The variables are typed. The data is untyped. That's necessary to allow you to cast a Camel into a PaintPot.
> Virtual methods have their place even in uP development but it makes sense to > use them sparingly particularly on the Harvard architecture with limited SRAM; > the standard insists on copying all vtables out of Flash into SRAM at runtime > even though in theory this should not be necessary.
Wow. Really? Yuck.
On 06/11/2018 16:11, Tom Gardner wrote:

<snipped>

> The main reason C/C++ continues to be used is history: > there's a lot of code out there, and people are familiar > with (old versions of) it. Ditto COBOL.

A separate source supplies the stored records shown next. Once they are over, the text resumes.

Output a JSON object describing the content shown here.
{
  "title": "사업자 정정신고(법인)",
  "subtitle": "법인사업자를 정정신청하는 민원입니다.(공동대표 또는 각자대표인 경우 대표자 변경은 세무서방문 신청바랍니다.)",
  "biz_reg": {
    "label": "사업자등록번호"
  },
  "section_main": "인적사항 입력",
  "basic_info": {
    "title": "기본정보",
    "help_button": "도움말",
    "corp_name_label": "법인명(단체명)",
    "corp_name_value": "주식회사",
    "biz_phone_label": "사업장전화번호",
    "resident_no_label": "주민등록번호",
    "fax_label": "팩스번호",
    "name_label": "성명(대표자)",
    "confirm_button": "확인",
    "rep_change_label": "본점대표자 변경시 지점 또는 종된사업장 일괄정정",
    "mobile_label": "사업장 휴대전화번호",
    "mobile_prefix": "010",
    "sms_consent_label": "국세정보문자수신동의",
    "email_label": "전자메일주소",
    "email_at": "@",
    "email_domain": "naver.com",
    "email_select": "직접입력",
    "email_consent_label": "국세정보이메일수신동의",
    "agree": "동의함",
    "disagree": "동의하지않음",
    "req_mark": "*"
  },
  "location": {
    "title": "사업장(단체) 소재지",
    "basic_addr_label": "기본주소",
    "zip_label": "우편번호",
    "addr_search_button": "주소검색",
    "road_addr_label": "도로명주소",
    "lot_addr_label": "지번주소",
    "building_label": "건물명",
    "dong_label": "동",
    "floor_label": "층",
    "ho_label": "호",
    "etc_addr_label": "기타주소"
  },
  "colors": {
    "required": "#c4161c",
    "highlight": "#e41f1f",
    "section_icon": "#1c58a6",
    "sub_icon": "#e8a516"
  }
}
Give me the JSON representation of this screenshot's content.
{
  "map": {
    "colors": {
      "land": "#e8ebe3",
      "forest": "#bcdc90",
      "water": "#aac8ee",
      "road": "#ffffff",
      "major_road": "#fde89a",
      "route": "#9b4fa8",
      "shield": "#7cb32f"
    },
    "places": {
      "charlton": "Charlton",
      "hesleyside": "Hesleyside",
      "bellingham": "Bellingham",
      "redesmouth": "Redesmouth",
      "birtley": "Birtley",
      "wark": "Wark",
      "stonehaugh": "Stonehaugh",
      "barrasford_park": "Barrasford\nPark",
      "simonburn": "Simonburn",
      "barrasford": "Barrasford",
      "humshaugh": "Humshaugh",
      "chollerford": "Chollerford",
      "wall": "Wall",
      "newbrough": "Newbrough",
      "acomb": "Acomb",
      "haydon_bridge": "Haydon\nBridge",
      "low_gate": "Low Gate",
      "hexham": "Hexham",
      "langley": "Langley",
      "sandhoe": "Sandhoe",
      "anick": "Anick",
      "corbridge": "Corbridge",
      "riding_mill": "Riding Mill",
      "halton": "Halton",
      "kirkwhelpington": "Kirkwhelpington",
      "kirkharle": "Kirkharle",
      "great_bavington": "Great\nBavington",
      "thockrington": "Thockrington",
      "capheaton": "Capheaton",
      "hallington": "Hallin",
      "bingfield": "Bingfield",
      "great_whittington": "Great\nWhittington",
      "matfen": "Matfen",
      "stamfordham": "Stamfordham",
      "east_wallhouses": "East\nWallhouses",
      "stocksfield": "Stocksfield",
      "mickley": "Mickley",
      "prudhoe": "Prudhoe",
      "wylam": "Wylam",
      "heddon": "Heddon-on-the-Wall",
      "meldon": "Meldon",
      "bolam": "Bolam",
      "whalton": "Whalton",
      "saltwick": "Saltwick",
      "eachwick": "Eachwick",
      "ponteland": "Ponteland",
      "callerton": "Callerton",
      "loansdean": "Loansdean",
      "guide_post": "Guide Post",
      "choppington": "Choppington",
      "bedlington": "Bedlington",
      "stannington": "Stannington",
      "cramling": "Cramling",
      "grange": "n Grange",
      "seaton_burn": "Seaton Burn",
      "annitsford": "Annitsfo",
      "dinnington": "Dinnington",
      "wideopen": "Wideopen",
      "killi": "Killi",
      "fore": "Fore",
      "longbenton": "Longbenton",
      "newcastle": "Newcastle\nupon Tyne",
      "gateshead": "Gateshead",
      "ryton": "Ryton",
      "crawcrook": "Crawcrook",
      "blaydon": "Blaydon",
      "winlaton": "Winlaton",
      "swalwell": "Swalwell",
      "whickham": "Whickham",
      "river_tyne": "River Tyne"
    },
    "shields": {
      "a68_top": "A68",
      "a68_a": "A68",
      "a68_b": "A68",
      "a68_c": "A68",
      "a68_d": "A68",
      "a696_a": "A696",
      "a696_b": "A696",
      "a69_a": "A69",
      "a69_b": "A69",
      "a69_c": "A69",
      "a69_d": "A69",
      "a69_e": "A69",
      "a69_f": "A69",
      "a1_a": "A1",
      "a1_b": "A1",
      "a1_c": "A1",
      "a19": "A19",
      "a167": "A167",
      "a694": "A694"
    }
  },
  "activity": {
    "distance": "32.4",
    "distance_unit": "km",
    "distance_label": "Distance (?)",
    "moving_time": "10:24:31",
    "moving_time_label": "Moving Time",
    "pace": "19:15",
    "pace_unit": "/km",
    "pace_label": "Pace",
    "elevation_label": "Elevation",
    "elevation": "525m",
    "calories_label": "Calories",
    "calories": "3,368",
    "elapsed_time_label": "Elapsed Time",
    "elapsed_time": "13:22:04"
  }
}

My experience is different. History, as in existing code, is of little use to me. Existing code which I do use is assembler, eg FFT routines. I use C because the customer demands it, and that is because it is what they learned at college. Luckily, it's only a small part of what I do - with constrained resources, all the DSP bits are assembler. The customer sees C and is happy. Cheers -- Clive
On 11/06/2018 11:43 AM, Tom Gardner wrote:
> On 06/11/18 16:10, bitrex wrote: >> The "core" of C++ is a statically-typed 1970s style C-like language >> that's not intrinsically that remarkable, the other half of the >> language is a powerful compile-time metaprogramming language you use >> to fashion the bits of the "core" into zero-overhead abstractions. > > The variables are typed. The data is untyped. That's necessary to > allow you to cast a Camel into a PaintPot. > > >> Virtual methods have their place even in uP development but it makes >> sense to use them sparingly particularly on the Harvard architecture >> with limited SRAM; the standard insists on copying all vtables out of >> Flash into SRAM at runtime even though in theory this should not be >> necessary. > > Wow. Really? Yuck.
at least with gcc it seems to be the case. "This cannot be fixed in GCC as C++ doesn't support ISO/IEC DTR 18037 named address spaces. This feature requires that the C++ front-end knows about ASes and handles them properly. This doesn't imply that ASes are exposed on language level; knowing about ASes "internally" would be sufficient. As it's pretty much clear that C++ WG21 will never accept such qualifiers (not even the C WG14) did, just close this as WON'T FIX. All that can be done is proposing work-arounds: Use "Embedded-C++" coding convention that avoids VTABLEs, or use a device that can host .rodata in flash like families -mmcu=avrtiny and -mmcu=avrxmega3." ref: <https://gcc.gnu.org/bugzilla/show_bug.cgi?id=43745>